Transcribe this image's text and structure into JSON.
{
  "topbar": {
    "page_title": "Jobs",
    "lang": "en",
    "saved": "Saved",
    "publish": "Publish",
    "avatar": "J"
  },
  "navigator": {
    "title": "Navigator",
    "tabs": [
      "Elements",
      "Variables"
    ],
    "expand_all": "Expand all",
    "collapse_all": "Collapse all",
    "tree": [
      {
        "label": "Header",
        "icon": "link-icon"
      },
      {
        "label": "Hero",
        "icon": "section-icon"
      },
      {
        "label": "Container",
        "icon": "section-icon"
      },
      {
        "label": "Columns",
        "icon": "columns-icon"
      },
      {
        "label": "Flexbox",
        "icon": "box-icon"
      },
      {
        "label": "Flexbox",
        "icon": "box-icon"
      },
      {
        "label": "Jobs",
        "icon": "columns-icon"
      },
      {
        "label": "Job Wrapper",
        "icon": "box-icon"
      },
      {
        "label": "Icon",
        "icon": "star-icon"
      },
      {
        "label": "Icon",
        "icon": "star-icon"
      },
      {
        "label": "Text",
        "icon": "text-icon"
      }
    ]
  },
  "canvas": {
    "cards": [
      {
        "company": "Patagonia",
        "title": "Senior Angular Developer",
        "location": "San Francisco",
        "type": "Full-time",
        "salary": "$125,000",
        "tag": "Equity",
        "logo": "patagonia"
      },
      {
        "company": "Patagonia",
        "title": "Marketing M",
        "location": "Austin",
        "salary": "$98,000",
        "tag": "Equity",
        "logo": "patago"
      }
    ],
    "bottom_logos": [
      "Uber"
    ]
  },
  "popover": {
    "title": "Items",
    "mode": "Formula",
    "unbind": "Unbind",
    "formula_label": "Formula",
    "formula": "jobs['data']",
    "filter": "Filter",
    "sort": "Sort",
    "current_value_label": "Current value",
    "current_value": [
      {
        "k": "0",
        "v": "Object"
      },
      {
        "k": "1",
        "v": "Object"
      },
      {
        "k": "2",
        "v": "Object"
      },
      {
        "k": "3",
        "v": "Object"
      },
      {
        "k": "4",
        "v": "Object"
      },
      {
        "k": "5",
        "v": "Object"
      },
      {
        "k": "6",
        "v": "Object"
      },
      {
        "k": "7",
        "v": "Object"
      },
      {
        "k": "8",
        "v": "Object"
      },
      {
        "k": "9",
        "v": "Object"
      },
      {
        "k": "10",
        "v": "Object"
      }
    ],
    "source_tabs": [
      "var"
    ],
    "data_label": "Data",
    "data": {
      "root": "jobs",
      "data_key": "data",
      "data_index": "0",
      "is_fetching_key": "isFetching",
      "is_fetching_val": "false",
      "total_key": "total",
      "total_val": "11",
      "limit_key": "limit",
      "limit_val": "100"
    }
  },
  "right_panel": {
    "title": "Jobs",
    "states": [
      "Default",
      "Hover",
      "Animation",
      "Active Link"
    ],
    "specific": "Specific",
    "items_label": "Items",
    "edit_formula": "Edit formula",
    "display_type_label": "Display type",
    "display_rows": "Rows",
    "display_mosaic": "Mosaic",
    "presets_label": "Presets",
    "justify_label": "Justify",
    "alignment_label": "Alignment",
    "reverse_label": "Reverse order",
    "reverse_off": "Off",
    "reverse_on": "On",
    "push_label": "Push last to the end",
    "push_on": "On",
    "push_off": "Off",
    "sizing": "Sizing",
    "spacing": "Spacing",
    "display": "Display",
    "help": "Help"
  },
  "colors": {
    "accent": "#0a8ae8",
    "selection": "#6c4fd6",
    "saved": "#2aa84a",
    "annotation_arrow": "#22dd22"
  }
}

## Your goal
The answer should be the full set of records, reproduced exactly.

## Answer to the exercise
Transcribe this image's text and structure into JSON.
{
  "topbar": {
    "page_title": "Jobs",
    "lang": "en",
    "saved": "Saved",
    "publish": "Publish",
    "avatar": "J"
  },
  "navigator": {
    "title": "Navigator",
    "tabs": [
      "Elements",
      "Variables"
    ],
    "expand_all": "Expand all",
    "collapse_all": "Collapse all",
    "tree": [
      {
        "label": "Header",
        "icon": "link-icon"
      },
      {
        "label": "Hero",
        "icon": "section-icon"
      },
      {
        "label": "Container",
        "icon": "section-icon"
      },
      {
        "label": "Columns",
        "icon": "columns-icon"
      },
      {
        "label": "Flexbox",
        "icon": "box-icon"
      },
      {
        "label": "Flexbox",
        "icon": "box-icon"
      },
      {
        "label": "Jobs",
        "icon": "columns-icon"
      },
      {
        "label": "Job Wrapper",
        "icon": "box-icon"
      },
      {
        "label": "Icon",
        "icon": "star-icon"
      },
      {
        "label": "Icon",
        "icon": "star-icon"
      },
      {
        "label": "Text",
        "icon": "text-icon"
      }
    ]
  },
  "canvas": {
    "cards": [
      {
        "company": "Patagonia",
        "title": "Senior Angular Developer",
        "location": "San Francisco",
        "type": "Full-time",
        "salary": "$125,000",
        "tag": "Equity",
        "logo": "patagonia"
      },
      {
        "company": "Patagonia",
        "title": "Marketing M",
        "location": "Austin",
        "salary": "$98,000",
        "tag": "Equity",
        "logo": "patago"
      }
    ],
    "bottom_logos": [
      "Uber"
    ]
  },
  "popover": {
    "title": "Items",
    "mode": "Formula",
    "unbind": "Unbind",
    "formula_label": "Formula",
    "formula": "jobs['data']",
    "filter": "Filter",
    "sort": "Sort",
    "current_value_label": "Current value",
    "current_value": [
      {
        "k": "0",
        "v": "Object"
      },
      {
        "k": "1",
        "v": "Object"
      },
      {
        "k": "2",
        "v": "Object"
      },
      {
        "k": "3",
        "v": "Object"
      },
      {
        "k": "4",
        "v": "Object"
      },
      {
        "k": "5",
        "v": "Object"
      },
      {
        "k": "6",
        "v": "Object"
      },
      {
        "k": "7",
        "v": "Object"
      },
      {
        "k": "8",
        "v": "Object"
      },
      {
        "k": "9",
        "v": "Object"
      },
      {
        "k": "10",
        "v": "Object"
      }
    ],
    "source_tabs": [
      "var"
    ],
    "data_label": "Data",
    "data": {
      "root": "jobs",
      "data_key": "data",
      "data_index": "0",
      "is_fetching_key": "isFetching",
      "is_fetching_val": "false",
      "total_key": "total",
      "total_val": "11",
      "limit_key": "limit",
      "limit_val": "100"
    }
  },
  "right_panel": {
    "title": "Jobs",
    "states": [
      "Default",
      "Hover",
      "Animation",
      "Active Link"
    ],
    "specific": "Specific",
    "items_label": "Items",
    "edit_formula": "Edit formula",
    "display_type_label": "Display type",
    "display_rows": "Rows",
    "display_mosaic": "Mosaic",
    "presets_label": "Presets",
    "justify_label": "Justify",
    "alignment_label": "Alignment",
    "reverse_label": "Reverse order",
    "reverse_off": "Off",
    "reverse_on": "On",
    "push_label": "Push last to the end",
    "push_on": "On",
    "push_off": "Off",
    "sizing": "Sizing",
    "spacing": "Spacing",
    "display": "Display",
    "help": "Help"
  },
  "colors": {
    "accent": "#0a8ae8",
    "selection": "#6c4fd6",
    "saved": "#2aa84a",
    "annotation_arrow": "#22dd22"
  }
}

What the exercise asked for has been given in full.